Reproduce the entries that follow precisely, setting aside any images.

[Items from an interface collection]
>>>>>

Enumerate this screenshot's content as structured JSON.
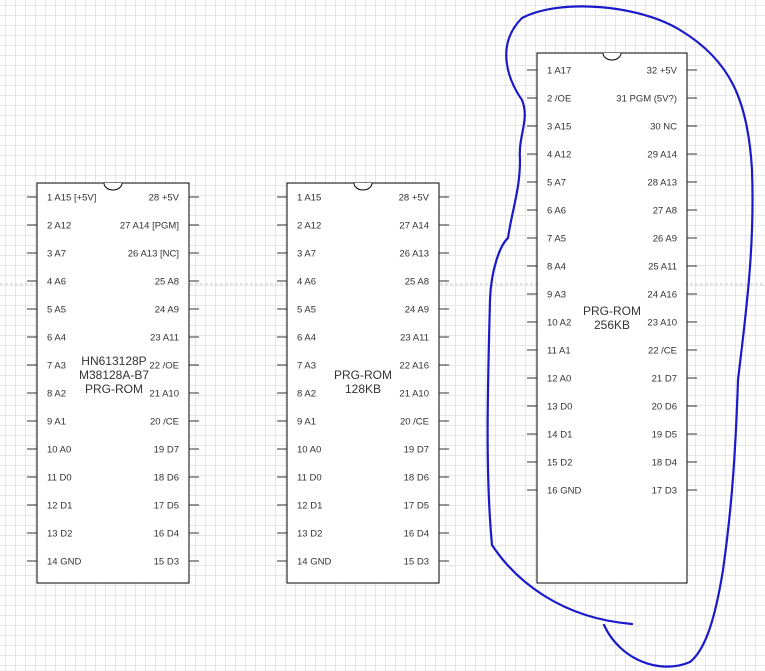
{
  "colors": {
    "background": "#ffffff",
    "grid": "#e6e6e6",
    "chip_stroke": "#000000",
    "pin": "#333333",
    "text": "#333333",
    "annotation": "#1a1acc"
  },
  "chips": [
    {
      "id": "chip-hn613128p",
      "label_lines": [
        "HN613128P",
        "M38128A-B7",
        "PRG-ROM"
      ],
      "left_pins": [
        "1 A15 [+5V]",
        "2 A12",
        "3 A7",
        "4 A6",
        "5 A5",
        "6 A4",
        "7 A3",
        "8 A2",
        "9 A1",
        "10 A0",
        "11 D0",
        "12 D1",
        "13 D2",
        "14 GND"
      ],
      "right_pins": [
        "28 +5V",
        "27 A14 [PGM]",
        "26 A13 [NC]",
        "25 A8",
        "24 A9",
        "23 A11",
        "22 /OE",
        "21 A10",
        "20 /CE",
        "19 D7",
        "18 D6",
        "17 D5",
        "16 D4",
        "15 D3"
      ]
    },
    {
      "id": "chip-prg-rom-128kb",
      "label_lines": [
        "PRG-ROM",
        "128KB"
      ],
      "left_pins": [
        "1 A15",
        "2 A12",
        "3 A7",
        "4 A6",
        "5 A5",
        "6 A4",
        "7 A3",
        "8 A2",
        "9 A1",
        "10 A0",
        "11 D0",
        "12 D1",
        "13 D2",
        "14 GND"
      ],
      "right_pins": [
        "28 +5V",
        "27 A14",
        "26 A13",
        "25 A8",
        "24 A9",
        "23 A11",
        "22 A16",
        "21 A10",
        "20 /CE",
        "19 D7",
        "18 D6",
        "17 D5",
        "16 D4",
        "15 D3"
      ]
    },
    {
      "id": "chip-prg-rom-256kb",
      "label_lines": [
        "PRG-ROM",
        "256KB"
      ],
      "left_pins": [
        "1 A17",
        "2 /OE",
        "3 A15",
        "4 A12",
        "5 A7",
        "6 A6",
        "7 A5",
        "8 A4",
        "9 A3",
        "10 A2",
        "11 A1",
        "12 A0",
        "13 D0",
        "14 D1",
        "15 D2",
        "16 GND"
      ],
      "right_pins": [
        "32 +5V",
        "31 PGM (5V?)",
        "30 NC",
        "29 A14",
        "28 A13",
        "27 A8",
        "26 A9",
        "25 A11",
        "24 A16",
        "23 A10",
        "22 /CE",
        "21 D7",
        "20 D6",
        "19 D5",
        "18 D4",
        "17 D3"
      ]
    }
  ]
}
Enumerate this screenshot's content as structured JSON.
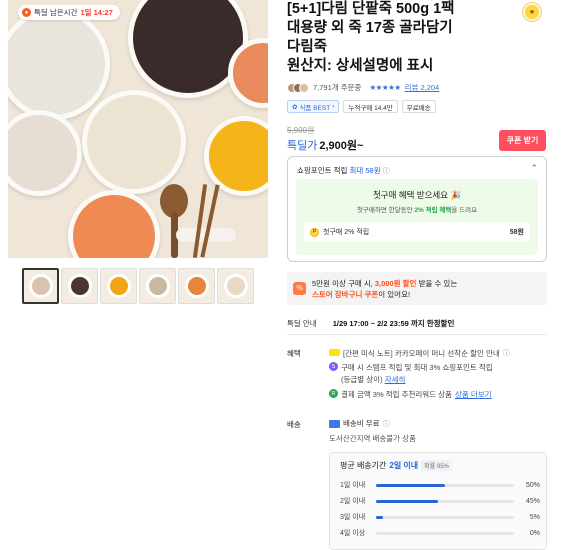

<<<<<

* Task solution:
Enumerate this screenshot's content as structured JSON.
{
  "colors": {
    "background": "#ffffff",
    "grid": "#e6e6e6",
    "chip_stroke": "#000000",
    "pin": "#333333",
    "text": "#333333",
    "annotation": "#1a1acc"
  },
  "chips": [
    {
      "id": "chip-hn613128p",
      "label_lines": [
        "HN613128P",
        "M38128A-B7",
        "PRG-ROM"
      ],
      "left_pins": [
        "1 A15 [+5V]",
        "2 A12",
        "3 A7",
        "4 A6",
        "5 A5",
        "6 A4",
        "7 A3",
        "8 A2",
        "9 A1",
        "10 A0",
        "11 D0",
        "12 D1",
        "13 D2",
        "14 GND"
      ],
      "right_pins": [
        "28 +5V",
        "27 A14 [PGM]",
        "26 A13 [NC]",
        "25 A8",
        "24 A9",
        "23 A11",
        "22 /OE",
        "21 A10",
        "20 /CE",
        "19 D7",
        "18 D6",
        "17 D5",
        "16 D4",
        "15 D3"
      ]
    },
    {
      "id": "chip-prg-rom-128kb",
      "label_lines": [
        "PRG-ROM",
        "128KB"
      ],
      "left_pins": [
        "1 A15",
        "2 A12",
        "3 A7",
        "4 A6",
        "5 A5",
        "6 A4",
        "7 A3",
        "8 A2",
        "9 A1",
        "10 A0",
        "11 D0",
        "12 D1",
        "13 D2",
        "14 GND"
      ],
      "right_pins": [
        "28 +5V",
        "27 A14",
        "26 A13",
        "25 A8",
        "24 A9",
        "23 A11",
        "22 A16",
        "21 A10",
        "20 /CE",
        "19 D7",
        "18 D6",
        "17 D5",
        "16 D4",
        "15 D3"
      ]
    },
    {
      "id": "chip-prg-rom-256kb",
      "label_lines": [
        "PRG-ROM",
        "256KB"
      ],
      "left_pins": [
        "1 A17",
        "2 /OE",
        "3 A15",
        "4 A12",
        "5 A7",
        "6 A6",
        "7 A5",
        "8 A4",
        "9 A3",
        "10 A2",
        "11 A1",
        "12 A0",
        "13 D0",
        "14 D1",
        "15 D2",
        "16 GND"
      ],
      "right_pins": [
        "32 +5V",
        "31 PGM (5V?)",
        "30 NC",
        "29 A14",
        "28 A13",
        "27 A8",
        "26 A9",
        "25 A11",
        "24 A16",
        "23 A10",
        "22 /CE",
        "21 D7",
        "20 D6",
        "19 D5",
        "18 D4",
        "17 D3"
      ]
    }
  ]
}
Enumerate this screenshot's content as structured JSON.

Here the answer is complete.